** WORK TO COMPLETE **
All of the records must come back exactly as they were given.

** INFORMATION SUPPLIED **

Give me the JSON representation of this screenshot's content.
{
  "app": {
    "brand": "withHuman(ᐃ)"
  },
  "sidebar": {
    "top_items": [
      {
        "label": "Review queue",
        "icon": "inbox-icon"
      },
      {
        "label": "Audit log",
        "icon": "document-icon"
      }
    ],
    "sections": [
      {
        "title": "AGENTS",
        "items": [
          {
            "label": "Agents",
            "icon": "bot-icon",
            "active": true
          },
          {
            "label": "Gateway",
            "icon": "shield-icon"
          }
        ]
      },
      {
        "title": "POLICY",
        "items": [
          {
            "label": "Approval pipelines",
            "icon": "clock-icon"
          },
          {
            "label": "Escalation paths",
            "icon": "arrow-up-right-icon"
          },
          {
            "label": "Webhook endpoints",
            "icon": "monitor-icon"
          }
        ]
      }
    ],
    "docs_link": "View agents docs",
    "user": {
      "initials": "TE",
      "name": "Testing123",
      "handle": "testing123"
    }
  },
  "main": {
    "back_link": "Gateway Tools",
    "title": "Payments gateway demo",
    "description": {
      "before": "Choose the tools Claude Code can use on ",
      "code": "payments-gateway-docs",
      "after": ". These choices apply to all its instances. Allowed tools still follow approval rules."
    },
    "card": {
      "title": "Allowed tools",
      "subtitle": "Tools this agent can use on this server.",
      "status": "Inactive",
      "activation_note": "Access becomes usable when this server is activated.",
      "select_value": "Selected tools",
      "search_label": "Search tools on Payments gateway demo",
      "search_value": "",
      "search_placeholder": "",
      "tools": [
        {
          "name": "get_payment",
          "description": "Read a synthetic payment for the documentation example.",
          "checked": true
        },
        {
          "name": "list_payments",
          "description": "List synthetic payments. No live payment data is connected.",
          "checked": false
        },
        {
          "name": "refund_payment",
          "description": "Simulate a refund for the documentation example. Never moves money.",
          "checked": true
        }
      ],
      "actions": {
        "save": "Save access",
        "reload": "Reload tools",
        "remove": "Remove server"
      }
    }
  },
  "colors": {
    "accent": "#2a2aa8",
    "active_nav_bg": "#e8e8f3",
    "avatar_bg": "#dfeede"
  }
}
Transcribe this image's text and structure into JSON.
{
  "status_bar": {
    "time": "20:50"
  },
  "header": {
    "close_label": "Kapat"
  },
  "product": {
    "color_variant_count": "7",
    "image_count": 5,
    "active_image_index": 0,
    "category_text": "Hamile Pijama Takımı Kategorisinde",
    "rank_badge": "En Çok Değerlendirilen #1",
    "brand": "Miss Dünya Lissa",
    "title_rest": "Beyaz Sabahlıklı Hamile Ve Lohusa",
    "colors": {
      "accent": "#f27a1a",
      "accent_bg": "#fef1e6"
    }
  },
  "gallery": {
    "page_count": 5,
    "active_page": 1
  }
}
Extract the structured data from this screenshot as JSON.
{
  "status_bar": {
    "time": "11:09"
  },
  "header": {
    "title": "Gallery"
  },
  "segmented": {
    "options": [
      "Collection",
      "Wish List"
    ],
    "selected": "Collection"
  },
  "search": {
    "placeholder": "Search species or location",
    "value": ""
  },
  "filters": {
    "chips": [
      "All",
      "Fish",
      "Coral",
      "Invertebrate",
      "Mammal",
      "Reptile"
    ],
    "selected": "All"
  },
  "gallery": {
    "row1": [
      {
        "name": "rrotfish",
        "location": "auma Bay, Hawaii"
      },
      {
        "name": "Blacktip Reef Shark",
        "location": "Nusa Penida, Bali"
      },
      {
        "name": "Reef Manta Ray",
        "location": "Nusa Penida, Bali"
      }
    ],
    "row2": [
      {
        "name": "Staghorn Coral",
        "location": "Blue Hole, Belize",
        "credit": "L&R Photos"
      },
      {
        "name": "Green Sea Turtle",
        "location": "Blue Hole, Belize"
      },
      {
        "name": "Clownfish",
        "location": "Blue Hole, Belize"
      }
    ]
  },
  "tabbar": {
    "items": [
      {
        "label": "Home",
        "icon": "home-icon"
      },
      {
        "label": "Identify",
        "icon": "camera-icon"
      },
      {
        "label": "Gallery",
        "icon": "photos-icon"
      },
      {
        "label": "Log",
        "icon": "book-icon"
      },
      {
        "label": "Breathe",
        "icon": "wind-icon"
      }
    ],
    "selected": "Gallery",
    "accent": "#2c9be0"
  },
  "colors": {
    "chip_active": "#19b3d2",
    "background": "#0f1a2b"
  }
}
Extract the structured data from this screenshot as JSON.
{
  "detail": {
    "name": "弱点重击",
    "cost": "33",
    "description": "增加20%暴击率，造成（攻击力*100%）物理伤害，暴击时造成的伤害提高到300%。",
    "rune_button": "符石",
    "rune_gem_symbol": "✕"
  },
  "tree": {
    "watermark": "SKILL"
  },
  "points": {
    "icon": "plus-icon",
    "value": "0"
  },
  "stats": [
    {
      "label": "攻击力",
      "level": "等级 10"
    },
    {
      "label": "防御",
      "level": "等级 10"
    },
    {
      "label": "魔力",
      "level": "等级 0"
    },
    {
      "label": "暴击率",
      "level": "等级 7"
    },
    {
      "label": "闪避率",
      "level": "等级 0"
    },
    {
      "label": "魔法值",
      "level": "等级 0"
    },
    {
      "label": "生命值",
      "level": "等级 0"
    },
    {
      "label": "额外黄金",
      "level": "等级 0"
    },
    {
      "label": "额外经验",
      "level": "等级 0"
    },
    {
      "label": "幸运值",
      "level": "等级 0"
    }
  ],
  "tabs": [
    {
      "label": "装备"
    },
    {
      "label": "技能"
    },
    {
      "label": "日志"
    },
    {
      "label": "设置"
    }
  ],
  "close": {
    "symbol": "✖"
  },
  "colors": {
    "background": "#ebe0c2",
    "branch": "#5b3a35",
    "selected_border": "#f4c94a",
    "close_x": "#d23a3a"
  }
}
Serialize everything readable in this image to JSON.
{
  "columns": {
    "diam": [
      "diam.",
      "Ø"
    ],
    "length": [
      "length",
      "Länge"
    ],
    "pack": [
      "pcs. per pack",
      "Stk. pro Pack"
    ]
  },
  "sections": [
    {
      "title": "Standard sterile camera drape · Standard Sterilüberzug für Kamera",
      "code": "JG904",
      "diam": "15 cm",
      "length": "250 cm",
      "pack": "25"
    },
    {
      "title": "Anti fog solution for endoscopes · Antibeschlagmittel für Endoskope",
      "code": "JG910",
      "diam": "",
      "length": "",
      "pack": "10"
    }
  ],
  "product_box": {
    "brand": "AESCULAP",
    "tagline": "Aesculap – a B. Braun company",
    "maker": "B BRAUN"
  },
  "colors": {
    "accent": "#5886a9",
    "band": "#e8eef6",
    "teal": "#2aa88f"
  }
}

** TASK RESPONSE **
Give me the JSON representation of this screenshot's content.
{
  "app": {
    "brand": "withHuman(ᐃ)"
  },
  "sidebar": {
    "top_items": [
      {
        "label": "Review queue",
        "icon": "inbox-icon"
      },
      {
        "label": "Audit log",
        "icon": "document-icon"
      }
    ],
    "sections": [
      {
        "title": "AGENTS",
        "items": [
          {
            "label": "Agents",
            "icon": "bot-icon",
            "active": true
          },
          {
            "label": "Gateway",
            "icon": "shield-icon"
          }
        ]
      },
      {
        "title": "POLICY",
        "items": [
          {
            "label": "Approval pipelines",
            "icon": "clock-icon"
          },
          {
            "label": "Escalation paths",
            "icon": "arrow-up-right-icon"
          },
          {
            "label": "Webhook endpoints",
            "icon": "monitor-icon"
          }
        ]
      }
    ],
    "docs_link": "View agents docs",
    "user": {
      "initials": "TE",
      "name": "Testing123",
      "handle": "testing123"
    }
  },
  "main": {
    "back_link": "Gateway Tools",
    "title": "Payments gateway demo",
    "description": {
      "before": "Choose the tools Claude Code can use on ",
      "code": "payments-gateway-docs",
      "after": ". These choices apply to all its instances. Allowed tools still follow approval rules."
    },
    "card": {
      "title": "Allowed tools",
      "subtitle": "Tools this agent can use on this server.",
      "status": "Inactive",
      "activation_note": "Access becomes usable when this server is activated.",
      "select_value": "Selected tools",
      "search_label": "Search tools on Payments gateway demo",
      "search_value": "",
      "search_placeholder": "",
      "tools": [
        {
          "name": "get_payment",
          "description": "Read a synthetic payment for the documentation example.",
          "checked": true
        },
        {
          "name": "list_payments",
          "description": "List synthetic payments. No live payment data is connected.",
          "checked": false
        },
        {
          "name": "refund_payment",
          "description": "Simulate a refund for the documentation example. Never moves money.",
          "checked": true
        }
      ],
      "actions": {
        "save": "Save access",
        "reload": "Reload tools",
        "remove": "Remove server"
      }
    }
  },
  "colors": {
    "accent": "#2a2aa8",
    "active_nav_bg": "#e8e8f3",
    "avatar_bg": "#dfeede"
  }
}
Transcribe this image's text and structure into JSON.
{
  "status_bar": {
    "time": "20:50"
  },
  "header": {
    "close_label": "Kapat"
  },
  "product": {
    "color_variant_count": "7",
    "image_count": 5,
    "active_image_index": 0,
    "category_text": "Hamile Pijama Takımı Kategorisinde",
    "rank_badge": "En Çok Değerlendirilen #1",
    "brand": "Miss Dünya Lissa",
    "title_rest": "Beyaz Sabahlıklı Hamile Ve Lohusa",
    "colors": {
      "accent": "#f27a1a",
      "accent_bg": "#fef1e6"
    }
  },
  "gallery": {
    "page_count": 5,
    "active_page": 1
  }
}
Extract the structured data from this screenshot as JSON.
{
  "status_bar": {
    "time": "11:09"
  },
  "header": {
    "title": "Gallery"
  },
  "segmented": {
    "options": [
      "Collection",
      "Wish List"
    ],
    "selected": "Collection"
  },
  "search": {
    "placeholder": "Search species or location",
    "value": ""
  },
  "filters": {
    "chips": [
      "All",
      "Fish",
      "Coral",
      "Invertebrate",
      "Mammal",
      "Reptile"
    ],
    "selected": "All"
  },
  "gallery": {
    "row1": [
      {
        "name": "rrotfish",
        "location": "auma Bay, Hawaii"
      },
      {
        "name": "Blacktip Reef Shark",
        "location": "Nusa Penida, Bali"
      },
      {
        "name": "Reef Manta Ray",
        "location": "Nusa Penida, Bali"
      }
    ],
    "row2": [
      {
        "name": "Staghorn Coral",
        "location": "Blue Hole, Belize",
        "credit": "L&R Photos"
      },
      {
        "name": "Green Sea Turtle",
        "location": "Blue Hole, Belize"
      },
      {
        "name": "Clownfish",
        "location": "Blue Hole, Belize"
      }
    ]
  },
  "tabbar": {
    "items": [
      {
        "label": "Home",
        "icon": "home-icon"
      },
      {
        "label": "Identify",
        "icon": "camera-icon"
      },
      {
        "label": "Gallery",
        "icon": "photos-icon"
      },
      {
        "label": "Log",
        "icon": "book-icon"
      },
      {
        "label": "Breathe",
        "icon": "wind-icon"
      }
    ],
    "selected": "Gallery",
    "accent": "#2c9be0"
  },
  "colors": {
    "chip_active": "#19b3d2",
    "background": "#0f1a2b"
  }
}
Extract the structured data from this screenshot as JSON.
{
  "detail": {
    "name": "弱点重击",
    "cost": "33",
    "description": "增加20%暴击率，造成（攻击力*100%）物理伤害，暴击时造成的伤害提高到300%。",
    "rune_button": "符石",
    "rune_gem_symbol": "✕"
  },
  "tree": {
    "watermark": "SKILL"
  },
  "points": {
    "icon": "plus-icon",
    "value": "0"
  },
  "stats": [
    {
      "label": "攻击力",
      "level": "等级 10"
    },
    {
      "label": "防御",
      "level": "等级 10"
    },
    {
      "label": "魔力",
      "level": "等级 0"
    },
    {
      "label": "暴击率",
      "level": "等级 7"
    },
    {
      "label": "闪避率",
      "level": "等级 0"
    },
    {
      "label": "魔法值",
      "level": "等级 0"
    },
    {
      "label": "生命值",
      "level": "等级 0"
    },
    {
      "label": "额外黄金",
      "level": "等级 0"
    },
    {
      "label": "额外经验",
      "level": "等级 0"
    },
    {
      "label": "幸运值",
      "level": "等级 0"
    }
  ],
  "tabs": [
    {
      "label": "装备"
    },
    {
      "label": "技能"
    },
    {
      "label": "日志"
    },
    {
      "label": "设置"
    }
  ],
  "close": {
    "symbol": "✖"
  },
  "colors": {
    "background": "#ebe0c2",
    "branch": "#5b3a35",
    "selected_border": "#f4c94a",
    "close_x": "#d23a3a"
  }
}
Serialize everything readable in this image to JSON.
{
  "columns": {
    "diam": [
      "diam.",
      "Ø"
    ],
    "length": [
      "length",
      "Länge"
    ],
    "pack": [
      "pcs. per pack",
      "Stk. pro Pack"
    ]
  },
  "sections": [
    {
      "title": "Standard sterile camera drape · Standard Sterilüberzug für Kamera",
      "code": "JG904",
      "diam": "15 cm",
      "length": "250 cm",
      "pack": "25"
    },
    {
      "title": "Anti fog solution for endoscopes · Antibeschlagmittel für Endoskope",
      "code": "JG910",
      "diam": "",
      "length": "",
      "pack": "10"
    }
  ],
  "product_box": {
    "brand": "AESCULAP",
    "tagline": "Aesculap – a B. Braun company",
    "maker": "B BRAUN"
  },
  "colors": {
    "accent": "#5886a9",
    "band": "#e8eef6",
    "teal": "#2aa88f"
  }
}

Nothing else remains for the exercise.